Newspaper is another great material that is frequently recommended for wrapping.

Newspapers are printed that morning in the same city and are recyclable, making them more affordable and sustainable than typical wrapping paper. Get creative and buy newspapers from other countries, many bookstores carry these or shop antique stores for print media with memorable dates.

Wrap your presents as usual, but add the twine or ribbon. Grap that gathering bag and collect items like fresh pine cones, beautiful white birch bark, twigs, moss, and greens make your gift extra special. Look in the cupboard for bay leaves and cinnamon sticks. Use floral wire to attach kumquats, holly sprigs.

Tree Farmers are proud members of the New York State Grown & Certified program, which highlights New York’s agricultural producers and growers who adhere to the best practices in safe food handling and environmental stewardship.

The program is currently available to produce growers who are certified for Good Agricultural Practices (GAP) and are participating in Agricultural Environmental Management (AEM) plans.

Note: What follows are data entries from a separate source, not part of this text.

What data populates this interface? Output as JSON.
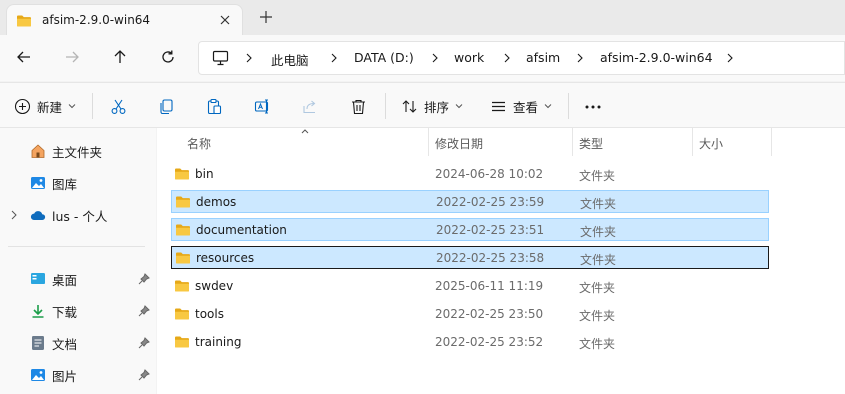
{
  "window": {
    "tab_title": "afsim-2.9.0-win64"
  },
  "breadcrumb": [
    "此电脑",
    "DATA (D:)",
    "work",
    "afsim",
    "afsim-2.9.0-win64"
  ],
  "toolbar": {
    "new_label": "新建",
    "sort_label": "排序",
    "view_label": "查看"
  },
  "sidebar": {
    "quick": [
      {
        "label": "主文件夹",
        "icon": "home-icon"
      },
      {
        "label": "图库",
        "icon": "gallery-icon"
      },
      {
        "label": "lus - 个人",
        "icon": "cloud-icon"
      }
    ],
    "pinned": [
      {
        "label": "桌面",
        "icon": "desktop-icon"
      },
      {
        "label": "下载",
        "icon": "download-icon"
      },
      {
        "label": "文档",
        "icon": "document-icon"
      },
      {
        "label": "图片",
        "icon": "pictures-icon"
      }
    ]
  },
  "columns": {
    "name": "名称",
    "date": "修改日期",
    "type": "类型",
    "size": "大小"
  },
  "files": [
    {
      "name": "bin",
      "date": "2024-06-28 10:02",
      "type": "文件夹",
      "state": "normal"
    },
    {
      "name": "demos",
      "date": "2022-02-25 23:59",
      "type": "文件夹",
      "state": "selected"
    },
    {
      "name": "documentation",
      "date": "2022-02-25 23:51",
      "type": "文件夹",
      "state": "selected"
    },
    {
      "name": "resources",
      "date": "2022-02-25 23:58",
      "type": "文件夹",
      "state": "focused"
    },
    {
      "name": "swdev",
      "date": "2025-06-11 11:19",
      "type": "文件夹",
      "state": "normal"
    },
    {
      "name": "tools",
      "date": "2022-02-25 23:50",
      "type": "文件夹",
      "state": "normal"
    },
    {
      "name": "training",
      "date": "2022-02-25 23:52",
      "type": "文件夹",
      "state": "normal"
    }
  ],
  "colors": {
    "selection": "#cce8ff",
    "selection_border": "#99d1ff",
    "folder": "#f8c842",
    "accent": "#0067c0"
  }
}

Did you know that there are over 47 Christmas tree farms across New York State that are now NYS Grown & Certified!

Shop local, find a New York-grown Christmas tree vendor nearest to you https://on.ny.gov/3DGoRzV

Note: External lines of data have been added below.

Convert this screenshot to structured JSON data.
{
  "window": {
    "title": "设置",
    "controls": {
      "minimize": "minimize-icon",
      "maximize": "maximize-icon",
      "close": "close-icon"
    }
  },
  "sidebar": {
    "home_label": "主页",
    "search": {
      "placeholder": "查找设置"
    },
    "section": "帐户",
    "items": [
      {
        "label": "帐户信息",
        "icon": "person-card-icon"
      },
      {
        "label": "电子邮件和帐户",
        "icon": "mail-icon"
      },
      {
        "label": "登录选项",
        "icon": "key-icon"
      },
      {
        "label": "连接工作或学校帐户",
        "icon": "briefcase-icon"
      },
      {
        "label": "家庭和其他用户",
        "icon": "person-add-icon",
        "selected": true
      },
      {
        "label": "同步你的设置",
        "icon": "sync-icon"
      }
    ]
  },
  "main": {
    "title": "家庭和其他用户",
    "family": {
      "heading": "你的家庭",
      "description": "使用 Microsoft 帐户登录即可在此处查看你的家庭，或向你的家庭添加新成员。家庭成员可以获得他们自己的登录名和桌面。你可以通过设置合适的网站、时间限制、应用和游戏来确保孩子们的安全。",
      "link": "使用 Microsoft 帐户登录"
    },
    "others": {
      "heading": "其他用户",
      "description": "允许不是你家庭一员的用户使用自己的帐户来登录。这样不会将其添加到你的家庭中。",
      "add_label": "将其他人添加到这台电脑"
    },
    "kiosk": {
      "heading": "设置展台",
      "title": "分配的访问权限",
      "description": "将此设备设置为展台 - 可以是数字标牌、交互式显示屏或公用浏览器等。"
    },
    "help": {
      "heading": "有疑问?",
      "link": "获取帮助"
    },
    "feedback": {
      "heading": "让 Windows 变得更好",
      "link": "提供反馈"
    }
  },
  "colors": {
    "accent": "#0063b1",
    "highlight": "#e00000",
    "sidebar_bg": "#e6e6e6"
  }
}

To learn more about the Grown and Certifed program contact Ian@waynenyswcd.org

In this time of being thankful, it is so important to remember that a community is maintained through a whole community effort. Every person has a role and a responsibility to look out for our neighbors, both big and small. Conservation is working towards a better tomorrow of land, waste, infrastructure, air, ecosystem, and water quality management.  We are all partners in this mission.

If nothing else, be thankful that Wayne County is made up of a wonderful place of much of the beauty available on this earth. It is made up of hard-working people that love what they do, their neighbors, and their community.

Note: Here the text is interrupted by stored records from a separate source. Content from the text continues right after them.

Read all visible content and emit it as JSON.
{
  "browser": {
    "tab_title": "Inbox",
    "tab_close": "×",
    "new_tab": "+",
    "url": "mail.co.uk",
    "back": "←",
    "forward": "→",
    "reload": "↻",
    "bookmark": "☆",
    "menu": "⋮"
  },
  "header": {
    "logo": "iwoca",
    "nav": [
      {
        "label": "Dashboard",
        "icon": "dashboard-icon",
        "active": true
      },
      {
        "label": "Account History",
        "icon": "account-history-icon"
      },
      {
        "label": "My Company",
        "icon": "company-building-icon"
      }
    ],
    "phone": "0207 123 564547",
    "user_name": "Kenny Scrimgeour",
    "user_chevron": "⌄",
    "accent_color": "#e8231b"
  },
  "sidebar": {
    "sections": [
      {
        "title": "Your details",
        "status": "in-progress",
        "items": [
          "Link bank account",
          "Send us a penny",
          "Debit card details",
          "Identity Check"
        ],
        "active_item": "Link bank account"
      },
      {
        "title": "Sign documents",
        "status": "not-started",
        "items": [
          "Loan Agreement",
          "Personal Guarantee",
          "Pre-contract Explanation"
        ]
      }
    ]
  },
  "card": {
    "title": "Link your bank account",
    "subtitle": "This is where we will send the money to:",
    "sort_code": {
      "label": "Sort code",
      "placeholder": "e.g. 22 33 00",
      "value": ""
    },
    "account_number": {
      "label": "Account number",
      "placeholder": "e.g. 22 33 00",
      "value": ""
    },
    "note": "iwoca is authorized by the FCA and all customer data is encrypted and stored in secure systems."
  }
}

Thank you for giving Wayne County Soil & Water Conservation some of your valuable time to learn more about your community and events that offer continued growth and knowledge of the natural resources around you! May you and your loved ones have much to be thankful for and be blessed from above!

With yours,  and well-wishes ~ Lindsey

Lindsey M. Gerstenslager, District Manager

Wayne County Soil & Water Conservation District

Let’s Talk Lake Ontario Webinar Series – Green Stuff in the Water: No Day at the Beach

Join the Lake Ontario Partnership for a one-hour webinar talking about Cladophora! Wednesday, November 17th Noon – 1:00 P.M.

What is Cladophra

Cladophora are those green mats of algae in the water that you may have seen on beaches and along shorelines in Lake Ontario. While Cladophora is necessary for a healthy ecosystem, when nutrient levels in the water are too high—i.e., from lawn fertilizers, agricultural and urban runoff, and septic and sewage treatment systems—we see too much Cladophora growth. This can present aesthetic and odor issues that impair recreational uses of the lake, as well, decaying Cladophora harbors bacteria that can pose health threats to humans, fish, and wildlife.

Link to join: https://meetny.webex.com/meetny/onstage/g.php?MTID=e2314291261b79dedf2f9a22a20369aa6

Event number: 161 404 9404

Event password: welcome1

Guest speakers
David Depew, Research Scientist, Environment and Climate Change Canada,  Mary Anne Evans, Research Ecologist, United States Geological Survey, Greg Ford, Great Lakes Water Monitoring Manager, Niagara Coastal Community Collaborative

Agenda
12:00 – 12:05 Welcome
Moderator: Emma Tahirali, MECP

12:05 – 12:15 State of Lake Ontario overview
Luca Cargnelli, ECCC; Kristina Heinemann, US EPA
12:15 – 12:25 Introduction to Cladophora in Lake Ontario – What is it and why it’s a problem
David Depew, ECCC
12:25 – 12:30 Nutrient management
Luca Cargnelli, ECCC; Kristina Heinemann, US EPA

12:30 – 12:40 Cladophora monitoring work
Mary Anne Evans, USGS
12:40 – 12:50 Community/citizen science profile: The Visual Assessment Survey Tool
Greg Ford, Niagara Coastal Community Collaborative
12:50 – 12:55 Audience Q&A
Moderator: Emma Tahirali, MECP
12:55 – 1:00 News you can use
Dr. Joan Kennedy, DEC; Emma Tahirali, MECP

Webinar Registration